# Supplied records
---

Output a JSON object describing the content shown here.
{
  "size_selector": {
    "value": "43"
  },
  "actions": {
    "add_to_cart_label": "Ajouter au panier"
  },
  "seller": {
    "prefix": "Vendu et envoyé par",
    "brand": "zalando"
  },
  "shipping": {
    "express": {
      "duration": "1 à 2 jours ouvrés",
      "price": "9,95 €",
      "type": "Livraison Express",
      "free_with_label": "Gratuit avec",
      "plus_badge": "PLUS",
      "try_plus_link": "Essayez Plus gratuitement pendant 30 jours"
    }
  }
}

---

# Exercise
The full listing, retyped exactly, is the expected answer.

# Answer for this exercise
Output a JSON object describing the content shown here.
{
  "size_selector": {
    "value": "43"
  },
  "actions": {
    "add_to_cart_label": "Ajouter au panier"
  },
  "seller": {
    "prefix": "Vendu et envoyé par",
    "brand": "zalando"
  },
  "shipping": {
    "express": {
      "duration": "1 à 2 jours ouvrés",
      "price": "9,95 €",
      "type": "Livraison Express",
      "free_with_label": "Gratuit avec",
      "plus_badge": "PLUS",
      "try_plus_link": "Essayez Plus gratuitement pendant 30 jours"
    }
  }
}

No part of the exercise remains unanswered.